From a demand point of view, it’s hard to gauge when you don’t have product in stores and so forth. And so we’re filling orders completely online at the moment.

The customer response from people that have gotten theirs over the weekend have been overwhelmingly positive. And we’re far ahead of where we expected to be from an application point of view.

To give you a comparison, when we launched the iPhone we had about 500 apps that were ready. When we launched iPad, we had about 1,000. And so our internal goal was to be able to beat the 1,000 level and we felt — we thought it would be great if we were able to do that by a little bit.

And as I’ve mentioned before, we now have over 3,500 apps in the App Store for the Watch. And so we couldn’t be happier about how things are going from that point of view.

We are learning quickly about customer preferences between the different configurations. There’s a much larger breadth of possibilities here for customers than in our other products. And in some cases, we called that well and some cases we’re making adjustments to get in line with demand.

But I’m really confident that this is something we really understand how to do and will do. And so I’m really happy where we are currently and happy enough that we’re looking forward to expanding into more countries in late June.


Gene Munster (Analyst – Piper Jaffray and Co.):  …question for Luca, in terms of any thoughts on what the margin impact from the Watch as that ramps over the next couple of years?

Luca Maestri (CFO): Apple Watch is, not only a new product, but it’s a brand new category with a lot of new features, a lot of new innovative technologies. And Apple Watch margins will be lower than the Company average.


Toni Sacconaghi (Analyst – Bernstein): I just wanted to revisit the watch.

Tim, I think you said when you were talking about your new products, you said we’re, quote, very happy with the reception. And in response to a previous answer you said, relative to demand, it’s hard to gauge with no product in the stores.

I would say relative to other product launches where your commentary around demand was characterized by superlative after superlative, that assessment feels very modest. And part of the reason that I ask is, A, are we reading you right in terms of that? But if we look at consensus, consensus is expecting that Apple will ship more watches in its first two quarters than it did iPads, despite, as you said, very limited distribution in terms of only selling through your stores.

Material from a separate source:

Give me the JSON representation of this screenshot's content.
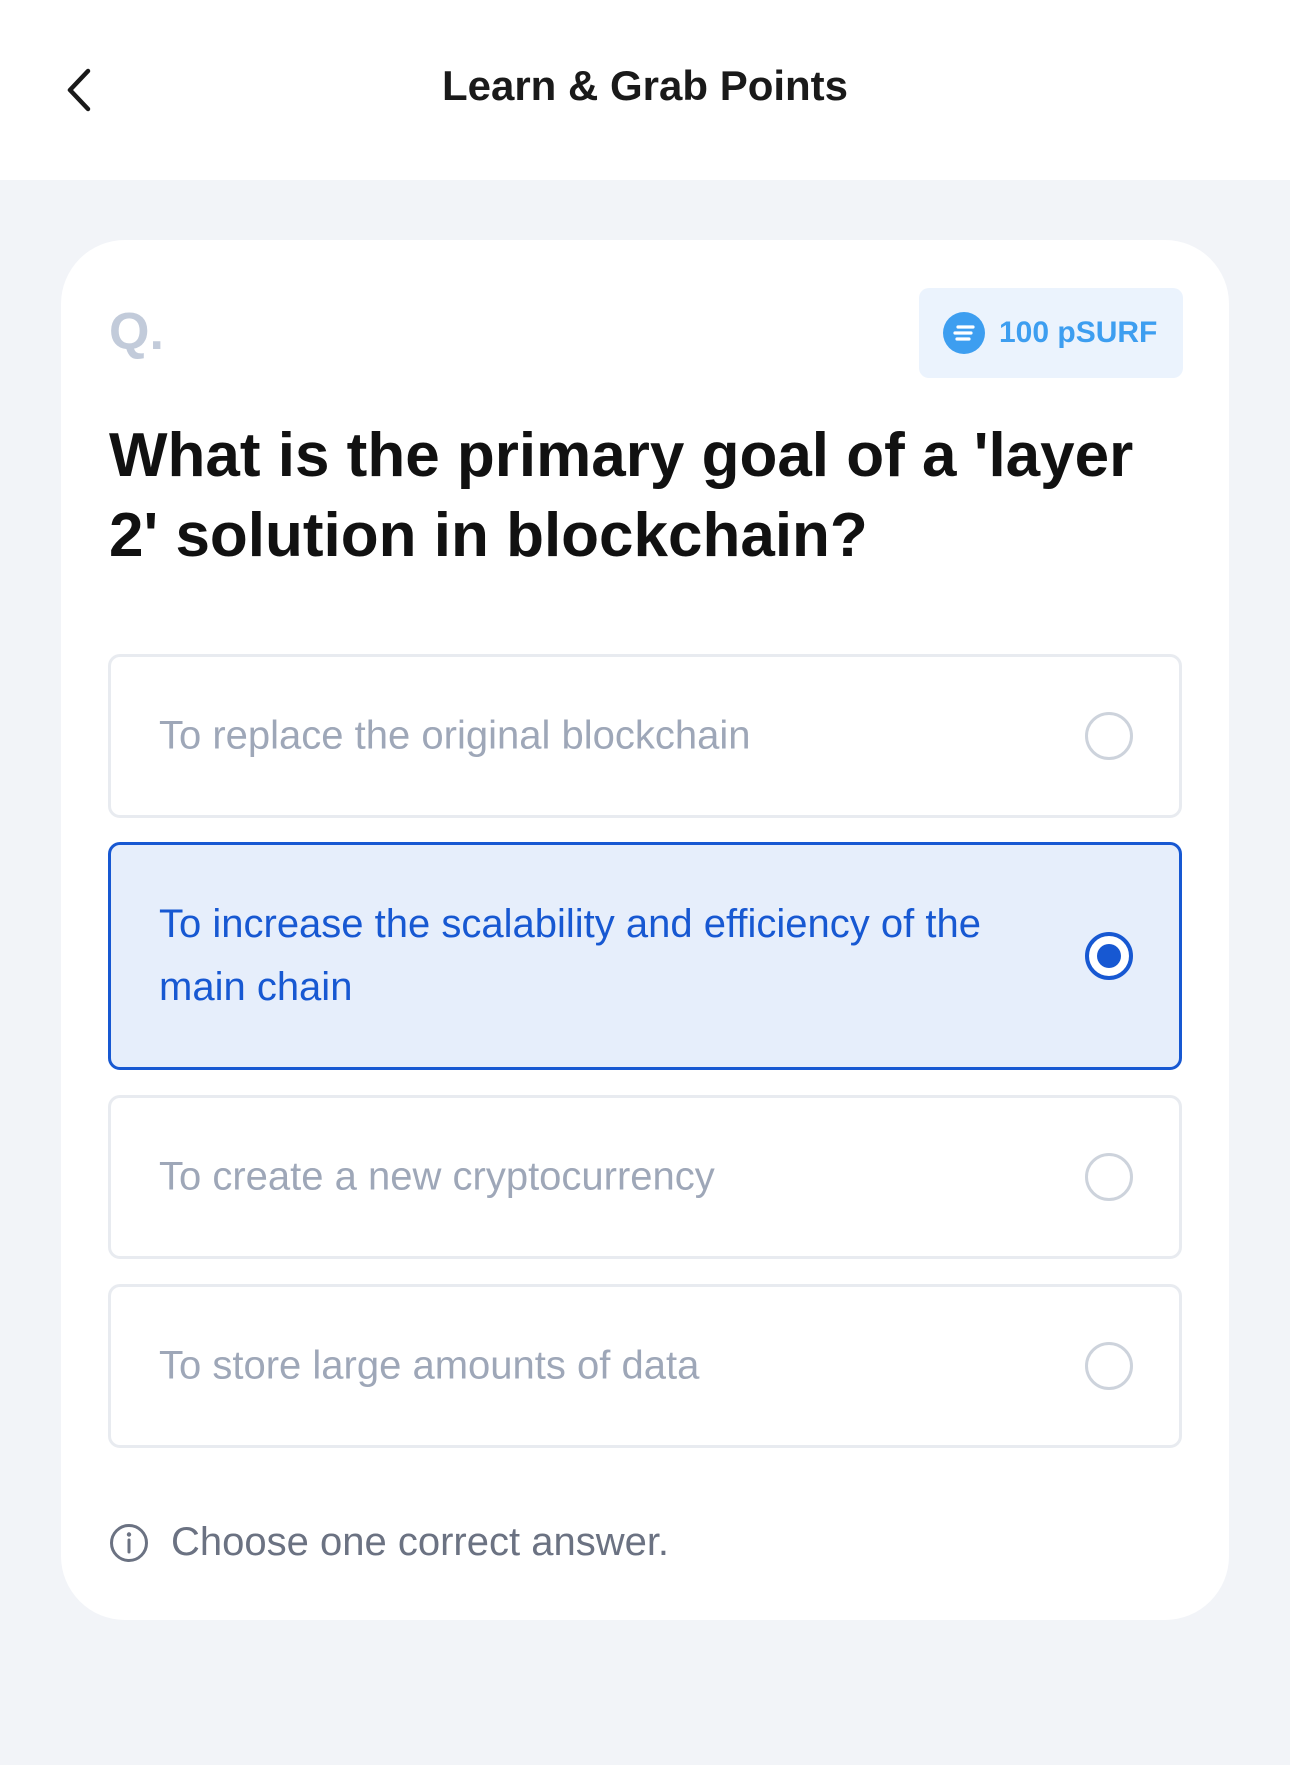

So I’m wondering if you can talk a little bit about putting those demand comments in context, given that they do seem different from how you’ve characterized product demand for other products. And how, if at all, we should think about the modeling demand in the context perhaps of the iPad, which was your most recent significant new category? And then I have a follow-up, please.

Tim Cook (CEO): I’m thrilled with it, Toni. So I don’t want you to read anything I’m saying any way other than that. So I’m not sure how to say that any clearer than that.

And in any situation, whether it’s the watch or in the past on iPad or on iPhone, when demand is much greater than supply, it’s difficult to gauge exactly what it is. And so, as you know, we don’t make long term forecasts on here. We maybe forecasts for the current quarter. And so I don’t want to make any comment about the consensus numbers.

Honestly, I haven’t even studied those. We’ve got enough to think about here.

I feel really great about it. The customer response, literally from what I’ve seen, is close to 100% positive. And so it’s hard to imagine it being better.


Excerpts from Apple Earnings Report: Q2 2015 Conference Call Transcript, April 27, 2015.

  1. This is still true today, three months later []
  2. This has been achieved according to plan. []